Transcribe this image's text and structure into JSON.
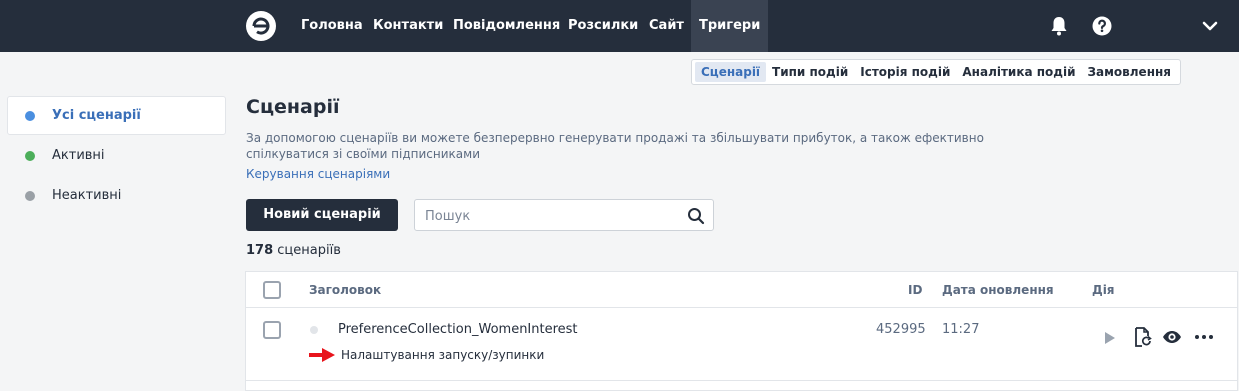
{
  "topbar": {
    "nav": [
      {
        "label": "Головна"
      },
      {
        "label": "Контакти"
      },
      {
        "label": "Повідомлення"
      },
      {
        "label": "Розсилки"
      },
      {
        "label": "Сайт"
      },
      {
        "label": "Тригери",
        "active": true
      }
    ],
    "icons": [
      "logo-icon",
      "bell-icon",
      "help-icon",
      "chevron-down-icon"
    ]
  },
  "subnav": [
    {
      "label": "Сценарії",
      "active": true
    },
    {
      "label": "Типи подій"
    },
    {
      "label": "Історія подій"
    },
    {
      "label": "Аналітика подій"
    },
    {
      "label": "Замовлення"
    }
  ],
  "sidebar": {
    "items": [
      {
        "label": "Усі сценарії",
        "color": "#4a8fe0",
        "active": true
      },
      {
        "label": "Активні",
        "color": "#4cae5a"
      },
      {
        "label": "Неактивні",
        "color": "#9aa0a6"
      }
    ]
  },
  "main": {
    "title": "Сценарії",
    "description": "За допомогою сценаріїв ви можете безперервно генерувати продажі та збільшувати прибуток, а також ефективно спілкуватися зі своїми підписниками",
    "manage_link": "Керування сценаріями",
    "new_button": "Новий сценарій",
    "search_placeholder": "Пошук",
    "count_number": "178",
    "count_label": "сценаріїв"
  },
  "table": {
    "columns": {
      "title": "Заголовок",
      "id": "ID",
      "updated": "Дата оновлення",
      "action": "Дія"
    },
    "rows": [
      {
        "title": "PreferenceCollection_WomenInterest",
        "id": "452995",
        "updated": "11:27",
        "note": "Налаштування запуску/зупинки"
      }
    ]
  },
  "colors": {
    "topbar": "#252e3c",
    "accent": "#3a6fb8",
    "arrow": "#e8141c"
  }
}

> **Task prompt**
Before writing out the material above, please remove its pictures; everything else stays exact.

> **Final answer**
Transcribe this image's text and structure into JSON.
{
  "topbar": {
    "nav": [
      {
        "label": "Головна"
      },
      {
        "label": "Контакти"
      },
      {
        "label": "Повідомлення"
      },
      {
        "label": "Розсилки"
      },
      {
        "label": "Сайт"
      },
      {
        "label": "Тригери",
        "active": true
      }
    ],
    "icons": [
      "logo-icon",
      "bell-icon",
      "help-icon",
      "chevron-down-icon"
    ]
  },
  "subnav": [
    {
      "label": "Сценарії",
      "active": true
    },
    {
      "label": "Типи подій"
    },
    {
      "label": "Історія подій"
    },
    {
      "label": "Аналітика подій"
    },
    {
      "label": "Замовлення"
    }
  ],
  "sidebar": {
    "items": [
      {
        "label": "Усі сценарії",
        "color": "#4a8fe0",
        "active": true
      },
      {
        "label": "Активні",
        "color": "#4cae5a"
      },
      {
        "label": "Неактивні",
        "color": "#9aa0a6"
      }
    ]
  },
  "main": {
    "title": "Сценарії",
    "description": "За допомогою сценаріїв ви можете безперервно генерувати продажі та збільшувати прибуток, а також ефективно спілкуватися зі своїми підписниками",
    "manage_link": "Керування сценаріями",
    "new_button": "Новий сценарій",
    "search_placeholder": "Пошук",
    "count_number": "178",
    "count_label": "сценаріїв"
  },
  "table": {
    "columns": {
      "title": "Заголовок",
      "id": "ID",
      "updated": "Дата оновлення",
      "action": "Дія"
    },
    "rows": [
      {
        "title": "PreferenceCollection_WomenInterest",
        "id": "452995",
        "updated": "11:27",
        "note": "Налаштування запуску/зупинки"
      }
    ]
  },
  "colors": {
    "topbar": "#252e3c",
    "accent": "#3a6fb8",
    "arrow": "#e8141c"
  }
}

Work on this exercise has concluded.